Find the lines below holding the word "connector" and copy each of them.

BEGIN INPUT RECORDS

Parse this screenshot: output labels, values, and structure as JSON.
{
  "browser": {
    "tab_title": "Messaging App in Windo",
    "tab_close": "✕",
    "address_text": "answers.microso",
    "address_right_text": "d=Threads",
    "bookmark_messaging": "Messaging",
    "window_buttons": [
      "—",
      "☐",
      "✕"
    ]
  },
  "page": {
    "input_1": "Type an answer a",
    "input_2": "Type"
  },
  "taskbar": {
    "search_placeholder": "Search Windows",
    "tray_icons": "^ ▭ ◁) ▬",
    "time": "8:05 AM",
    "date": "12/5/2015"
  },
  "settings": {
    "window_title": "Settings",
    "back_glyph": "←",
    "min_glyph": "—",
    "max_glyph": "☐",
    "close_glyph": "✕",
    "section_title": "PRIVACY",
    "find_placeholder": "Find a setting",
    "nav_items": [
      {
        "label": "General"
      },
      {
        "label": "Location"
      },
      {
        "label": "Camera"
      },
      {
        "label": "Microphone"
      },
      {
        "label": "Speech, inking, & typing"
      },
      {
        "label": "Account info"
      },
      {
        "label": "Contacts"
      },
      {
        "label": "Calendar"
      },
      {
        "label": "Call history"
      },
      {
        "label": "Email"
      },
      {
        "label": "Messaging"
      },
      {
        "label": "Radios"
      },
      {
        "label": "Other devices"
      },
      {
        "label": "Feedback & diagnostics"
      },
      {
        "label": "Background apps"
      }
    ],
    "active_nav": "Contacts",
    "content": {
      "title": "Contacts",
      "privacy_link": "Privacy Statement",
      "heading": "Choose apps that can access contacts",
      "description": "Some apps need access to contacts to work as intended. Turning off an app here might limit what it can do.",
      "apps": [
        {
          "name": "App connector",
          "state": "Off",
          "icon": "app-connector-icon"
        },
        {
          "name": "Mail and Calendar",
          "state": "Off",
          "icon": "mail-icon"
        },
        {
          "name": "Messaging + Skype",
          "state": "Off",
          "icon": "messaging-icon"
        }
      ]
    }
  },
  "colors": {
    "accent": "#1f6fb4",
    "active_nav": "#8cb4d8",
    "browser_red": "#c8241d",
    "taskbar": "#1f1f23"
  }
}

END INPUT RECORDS

### WRITTEN SOLUTION
          "name": "App connector",
          "icon": "app-connector-icon"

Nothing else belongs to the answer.